After having the experience, Shawna is totally sold on sabbaticals. “I’ve been doing this work thing for a long time, and back in the day we didn’t talk about self-care or work-life balance.” Much of her early work life was focused on being the first person in the building and the last one out, but she knows that way of working is something that should be left in the past.
“Disconnection is critical as a human being and I don’t think I ever valued it as much until I had the experience of seeing who I was when I actually was able to allow myself to disconnect.”
Embracing the everyday
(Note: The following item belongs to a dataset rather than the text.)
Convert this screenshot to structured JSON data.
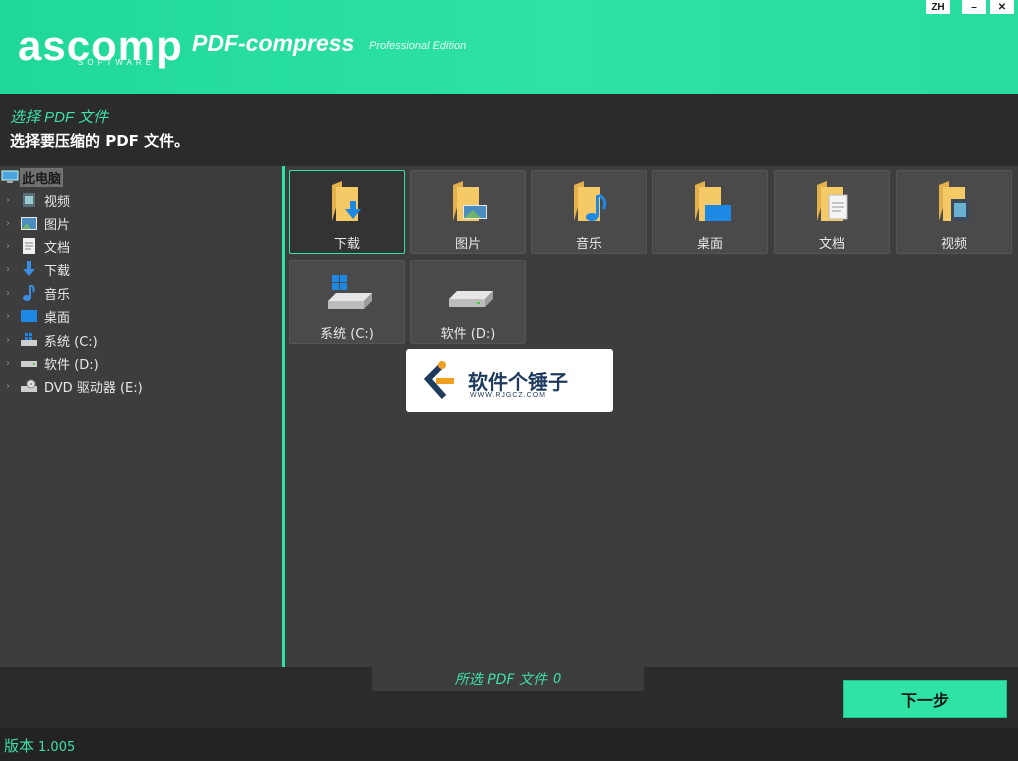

According to research published by the American Psychological Association (APA), those who took more paid time off experienced a number of benefits such as lower overall stress, higher levels of life satisfaction, increased productivity, and even lower risk of heart disease.
Those lower levels of stress and higher levels of life satisfaction tend to stay with people long after they return. When reflecting on her sabbatical, Zainab Allawala, Help Scout’s manager of SMB sales, said, “It’s an experience I’ll always look back on fondly.” Remembering the positive experience is actually part of what causes the positive feelings to last.
Zainab’s sabbatical came on the heels of arguably one of the biggest life changes someone can have. “My sabbatical came at a time in my life when I had just had a baby,” said Zainab. The timing worked out where she was able to use her sabbatical at the end of her maternity leave, giving her more meaningful time to spend with her newest addition.
“My daughter was five months old, and I was finally in a routine as a mom where I could take a rest.…I got to really enjoy this new role in my life and soak it in with no pressure,” said Zainab. Knowing she had that extended period away made some of the challenges of early parenthood a little easier to take on. “When there were sleepless nights, I had my sabbatical,” said Zainab.
Most of all, she took it as an opportunity to simply take a step back and unwind. In a world where work burnout is now being recognized as a medical condition, it’s as good a use of time as any. “You don’t have to have goals, you don’t have to have a list of 20 books to read. You can just use it as a time to slow down,” said Zainab.
A more balanced future
The stories above are just a fraction of all the wonderful ways people have spent their sabbaticals here at Help Scout. As more and more teammates get to take them, we’re excited to see how they use their time for themselves.
Though much of the modern world serves to make us feel guilty for taking time away, it’s a necessity. Having a strong work-life balance creates happier employees and, by extension, better businesses. It’s why it’s a core value at Help Scout.
There are many tactics that may help achieve that balance. If you’re a leader or someone in a position of influence, make sure you’re considering all the possibilities. And if you’re someone in search of a little more balance in your work life, feel free to check out our careers page. We’d be happy to have you.